Problem to solve → Each line that has the string "this" must be copied from the records below.

[Data about app and page elements]
^^^^^^^^

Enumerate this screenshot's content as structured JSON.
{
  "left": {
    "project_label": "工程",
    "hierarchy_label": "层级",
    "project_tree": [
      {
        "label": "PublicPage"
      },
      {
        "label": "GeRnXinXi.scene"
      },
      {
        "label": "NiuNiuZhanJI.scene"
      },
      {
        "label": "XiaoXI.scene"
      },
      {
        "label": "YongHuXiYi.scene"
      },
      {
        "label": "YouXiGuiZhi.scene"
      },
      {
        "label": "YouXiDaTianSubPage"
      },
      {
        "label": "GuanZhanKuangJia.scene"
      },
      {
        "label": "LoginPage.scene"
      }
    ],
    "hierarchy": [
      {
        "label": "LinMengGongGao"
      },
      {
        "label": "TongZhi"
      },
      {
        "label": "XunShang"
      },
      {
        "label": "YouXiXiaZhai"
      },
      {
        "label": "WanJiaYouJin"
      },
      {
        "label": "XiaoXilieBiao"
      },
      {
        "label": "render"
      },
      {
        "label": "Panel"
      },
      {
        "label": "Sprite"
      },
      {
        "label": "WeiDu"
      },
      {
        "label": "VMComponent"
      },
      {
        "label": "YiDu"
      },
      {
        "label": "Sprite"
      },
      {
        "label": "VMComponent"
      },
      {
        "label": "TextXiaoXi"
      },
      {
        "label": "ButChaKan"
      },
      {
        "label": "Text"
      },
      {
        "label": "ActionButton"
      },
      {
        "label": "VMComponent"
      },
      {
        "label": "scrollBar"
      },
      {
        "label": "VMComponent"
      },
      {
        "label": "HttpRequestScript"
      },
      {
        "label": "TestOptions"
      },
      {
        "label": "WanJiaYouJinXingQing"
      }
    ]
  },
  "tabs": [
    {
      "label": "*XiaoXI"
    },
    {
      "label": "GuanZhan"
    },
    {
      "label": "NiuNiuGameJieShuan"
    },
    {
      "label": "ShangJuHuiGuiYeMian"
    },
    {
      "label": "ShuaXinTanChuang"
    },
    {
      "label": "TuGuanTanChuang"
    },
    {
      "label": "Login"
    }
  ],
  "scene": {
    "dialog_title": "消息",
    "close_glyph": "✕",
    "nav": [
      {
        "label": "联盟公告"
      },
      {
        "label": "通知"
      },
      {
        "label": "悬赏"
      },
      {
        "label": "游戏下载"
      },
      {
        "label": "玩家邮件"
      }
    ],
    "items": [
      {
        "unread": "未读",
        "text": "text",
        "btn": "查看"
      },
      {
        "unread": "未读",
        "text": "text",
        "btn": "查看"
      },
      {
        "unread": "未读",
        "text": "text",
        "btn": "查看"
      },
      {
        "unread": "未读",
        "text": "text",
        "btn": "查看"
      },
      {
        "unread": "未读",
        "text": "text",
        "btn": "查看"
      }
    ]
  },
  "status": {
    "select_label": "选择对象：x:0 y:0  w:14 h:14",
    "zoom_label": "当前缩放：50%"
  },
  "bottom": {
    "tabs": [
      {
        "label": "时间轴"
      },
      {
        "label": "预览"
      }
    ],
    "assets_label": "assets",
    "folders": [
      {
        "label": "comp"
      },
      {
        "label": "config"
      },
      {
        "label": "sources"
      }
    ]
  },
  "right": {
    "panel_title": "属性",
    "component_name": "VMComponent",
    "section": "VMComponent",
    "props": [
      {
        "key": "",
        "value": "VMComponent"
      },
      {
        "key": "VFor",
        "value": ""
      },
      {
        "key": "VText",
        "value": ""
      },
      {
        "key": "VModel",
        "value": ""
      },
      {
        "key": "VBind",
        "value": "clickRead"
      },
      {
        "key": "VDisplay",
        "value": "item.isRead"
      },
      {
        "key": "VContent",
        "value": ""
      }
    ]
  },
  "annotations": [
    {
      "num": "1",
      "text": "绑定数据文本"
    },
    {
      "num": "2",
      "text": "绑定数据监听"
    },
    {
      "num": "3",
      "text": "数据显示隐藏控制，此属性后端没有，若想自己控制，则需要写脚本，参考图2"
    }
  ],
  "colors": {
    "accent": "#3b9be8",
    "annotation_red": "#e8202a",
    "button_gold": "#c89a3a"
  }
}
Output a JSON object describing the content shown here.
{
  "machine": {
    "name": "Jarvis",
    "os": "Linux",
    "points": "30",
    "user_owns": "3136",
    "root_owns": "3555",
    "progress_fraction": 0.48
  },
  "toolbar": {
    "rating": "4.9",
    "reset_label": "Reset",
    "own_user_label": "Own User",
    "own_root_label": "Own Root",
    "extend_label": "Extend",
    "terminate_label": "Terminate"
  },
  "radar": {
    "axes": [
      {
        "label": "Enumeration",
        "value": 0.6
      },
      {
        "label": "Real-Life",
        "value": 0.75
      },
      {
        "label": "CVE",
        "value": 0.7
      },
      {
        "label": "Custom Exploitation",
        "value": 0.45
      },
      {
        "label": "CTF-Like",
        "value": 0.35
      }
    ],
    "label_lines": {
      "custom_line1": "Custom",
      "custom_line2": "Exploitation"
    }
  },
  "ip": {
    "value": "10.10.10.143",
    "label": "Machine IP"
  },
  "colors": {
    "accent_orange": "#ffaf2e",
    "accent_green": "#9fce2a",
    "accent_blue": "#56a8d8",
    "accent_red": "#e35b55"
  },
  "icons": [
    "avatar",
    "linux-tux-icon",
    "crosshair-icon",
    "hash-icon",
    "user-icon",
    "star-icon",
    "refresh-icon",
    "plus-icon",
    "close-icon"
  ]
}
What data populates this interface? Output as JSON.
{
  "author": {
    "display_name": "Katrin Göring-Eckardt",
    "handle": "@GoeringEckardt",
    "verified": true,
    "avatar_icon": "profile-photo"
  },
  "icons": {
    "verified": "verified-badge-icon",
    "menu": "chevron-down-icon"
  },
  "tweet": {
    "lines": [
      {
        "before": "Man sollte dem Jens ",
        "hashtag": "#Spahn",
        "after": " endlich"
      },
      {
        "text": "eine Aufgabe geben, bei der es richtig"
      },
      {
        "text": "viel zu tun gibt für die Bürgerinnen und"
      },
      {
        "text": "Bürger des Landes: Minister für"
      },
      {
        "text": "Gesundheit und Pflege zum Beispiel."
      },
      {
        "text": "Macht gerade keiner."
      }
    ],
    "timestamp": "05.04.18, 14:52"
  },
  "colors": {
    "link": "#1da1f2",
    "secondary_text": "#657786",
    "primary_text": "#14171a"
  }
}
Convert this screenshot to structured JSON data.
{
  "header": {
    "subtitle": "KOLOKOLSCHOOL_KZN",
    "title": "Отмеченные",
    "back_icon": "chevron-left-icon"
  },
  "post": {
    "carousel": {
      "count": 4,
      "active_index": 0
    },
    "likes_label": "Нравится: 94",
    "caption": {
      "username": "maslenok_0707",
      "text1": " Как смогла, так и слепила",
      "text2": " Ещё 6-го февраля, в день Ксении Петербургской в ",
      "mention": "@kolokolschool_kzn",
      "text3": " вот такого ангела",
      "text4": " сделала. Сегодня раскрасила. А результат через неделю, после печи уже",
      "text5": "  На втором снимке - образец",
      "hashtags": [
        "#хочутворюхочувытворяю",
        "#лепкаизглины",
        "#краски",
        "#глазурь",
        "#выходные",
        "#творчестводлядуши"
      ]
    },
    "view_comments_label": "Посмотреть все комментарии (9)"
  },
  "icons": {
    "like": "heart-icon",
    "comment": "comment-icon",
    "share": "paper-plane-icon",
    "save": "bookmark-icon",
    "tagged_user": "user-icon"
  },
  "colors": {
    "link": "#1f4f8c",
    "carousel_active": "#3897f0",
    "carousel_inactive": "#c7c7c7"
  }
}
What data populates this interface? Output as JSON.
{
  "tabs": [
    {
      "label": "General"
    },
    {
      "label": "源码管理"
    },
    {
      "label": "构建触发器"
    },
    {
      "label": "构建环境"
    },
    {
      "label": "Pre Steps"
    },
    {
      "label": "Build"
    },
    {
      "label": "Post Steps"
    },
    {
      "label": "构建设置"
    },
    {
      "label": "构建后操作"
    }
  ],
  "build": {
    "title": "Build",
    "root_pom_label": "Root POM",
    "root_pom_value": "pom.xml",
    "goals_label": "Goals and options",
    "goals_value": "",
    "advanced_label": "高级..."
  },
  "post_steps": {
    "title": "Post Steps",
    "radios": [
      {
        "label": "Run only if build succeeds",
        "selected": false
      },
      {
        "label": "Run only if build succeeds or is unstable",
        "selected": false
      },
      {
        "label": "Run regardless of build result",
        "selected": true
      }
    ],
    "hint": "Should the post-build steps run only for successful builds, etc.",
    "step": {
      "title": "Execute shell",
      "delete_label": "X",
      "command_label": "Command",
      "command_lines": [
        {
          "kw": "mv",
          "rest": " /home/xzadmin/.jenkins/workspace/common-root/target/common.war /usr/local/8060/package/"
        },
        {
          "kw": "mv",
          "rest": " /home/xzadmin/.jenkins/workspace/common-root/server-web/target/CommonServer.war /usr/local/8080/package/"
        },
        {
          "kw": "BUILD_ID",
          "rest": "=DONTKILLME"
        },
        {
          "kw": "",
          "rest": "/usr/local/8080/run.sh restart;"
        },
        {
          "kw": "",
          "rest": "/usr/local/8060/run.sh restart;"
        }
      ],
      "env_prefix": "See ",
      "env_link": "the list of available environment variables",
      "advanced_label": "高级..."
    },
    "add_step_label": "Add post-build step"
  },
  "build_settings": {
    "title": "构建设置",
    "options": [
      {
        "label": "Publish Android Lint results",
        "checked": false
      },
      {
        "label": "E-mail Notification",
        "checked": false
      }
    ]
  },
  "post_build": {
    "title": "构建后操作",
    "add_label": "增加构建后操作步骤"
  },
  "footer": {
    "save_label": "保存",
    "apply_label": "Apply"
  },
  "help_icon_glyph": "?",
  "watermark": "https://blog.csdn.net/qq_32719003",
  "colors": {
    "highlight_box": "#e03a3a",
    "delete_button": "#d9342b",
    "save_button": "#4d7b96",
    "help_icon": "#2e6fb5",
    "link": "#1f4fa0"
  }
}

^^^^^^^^

Response →
Enumerate this screenshot's content as structured JSON.
What data populates this interface? Output as JSON.
Convert this screenshot to structured JSON data.
What data populates this interface? Output as JSON.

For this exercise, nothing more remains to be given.